“Can we row this boat fast enough?” she said. “I don’t know.”
In the meantime, the Plan C group is doing what it can to sway policy makers. It’s using its Web site, www.citizenswriteplanc.com to post open letters to WSF, circulate petitions and publicize a Feb. 18 rally in Olympia being organized by Vashon Island residents.
Whether Plan C is passed or not, Bainbridge Islander and Ferry Community Partnership organizer Debbi Lester said the effort has already left West Sound ferry communities better organized than ever before. Citizenswriteplanc.com and its network will likely be maintained into www.ferrywatch.org after the planning effort is complete.
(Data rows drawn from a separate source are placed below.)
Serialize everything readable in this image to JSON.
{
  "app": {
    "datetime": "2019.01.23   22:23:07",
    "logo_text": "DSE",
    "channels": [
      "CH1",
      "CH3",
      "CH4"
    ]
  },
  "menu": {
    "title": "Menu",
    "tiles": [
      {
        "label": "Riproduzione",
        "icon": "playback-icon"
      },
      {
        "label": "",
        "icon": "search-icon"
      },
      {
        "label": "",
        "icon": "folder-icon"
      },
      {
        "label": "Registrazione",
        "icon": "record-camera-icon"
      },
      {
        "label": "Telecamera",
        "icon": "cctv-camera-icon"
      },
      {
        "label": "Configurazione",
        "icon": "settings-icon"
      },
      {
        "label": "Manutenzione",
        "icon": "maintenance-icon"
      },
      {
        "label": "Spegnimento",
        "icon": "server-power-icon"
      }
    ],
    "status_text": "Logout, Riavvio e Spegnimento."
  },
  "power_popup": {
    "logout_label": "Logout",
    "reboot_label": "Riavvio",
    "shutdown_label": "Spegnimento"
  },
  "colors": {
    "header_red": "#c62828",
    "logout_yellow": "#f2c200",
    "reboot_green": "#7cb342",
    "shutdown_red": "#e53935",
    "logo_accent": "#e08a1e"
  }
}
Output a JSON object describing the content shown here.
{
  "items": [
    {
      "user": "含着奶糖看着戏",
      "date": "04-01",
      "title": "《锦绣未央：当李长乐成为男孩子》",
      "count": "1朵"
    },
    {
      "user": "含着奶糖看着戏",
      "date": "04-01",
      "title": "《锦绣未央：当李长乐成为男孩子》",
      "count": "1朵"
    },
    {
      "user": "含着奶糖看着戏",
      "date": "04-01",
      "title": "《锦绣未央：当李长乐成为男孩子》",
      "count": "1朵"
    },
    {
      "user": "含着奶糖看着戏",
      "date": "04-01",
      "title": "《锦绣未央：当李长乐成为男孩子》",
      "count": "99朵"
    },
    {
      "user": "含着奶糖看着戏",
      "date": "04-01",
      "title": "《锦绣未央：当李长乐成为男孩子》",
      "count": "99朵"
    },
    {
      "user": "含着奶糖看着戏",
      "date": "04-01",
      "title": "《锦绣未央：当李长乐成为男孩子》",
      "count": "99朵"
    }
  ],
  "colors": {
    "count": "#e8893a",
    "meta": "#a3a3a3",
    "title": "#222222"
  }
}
“This effort is very much bringing in all the ferry-served communities,” Lester said. “It’s pretty thrilling.”
While Plan C has drawn widespread support in the West Sound region, not everyone is onboard with the effort. Bedinger said the group has had an especially difficult time reaching out to communities in the North Sound and in King County.
Orcas Island resident and San Juan County FAC Chair Ed Sutton said he would rather see citizen groups working with WSF staff to improve their plans rather than writing a plan from scratch.
“I think that Plan C is a waste of time,” Sutton said. “It’s an incredible waste of time.”
More important than operations strategies are the big money questions, Sutton said. What long-range financial suggestions will the Transportation Commission bring to Olympia? What commitment is the Legislature willing to give to building new boats?
“Unless the folks in Olympia make those hard decisions, it will practically be mute what plan you choose,” Sutton said.
As far as WSF chief David Moseley is concerned, any public engagement is good, whether it’s channeled into WSF’s plans or an outside effort such as Plan C.
“I think that any involvement that we’re getting from the public that is trying to address the financial unsustainability of the ferry system is positive,” Moseley said. “Because it addresses our core problem.”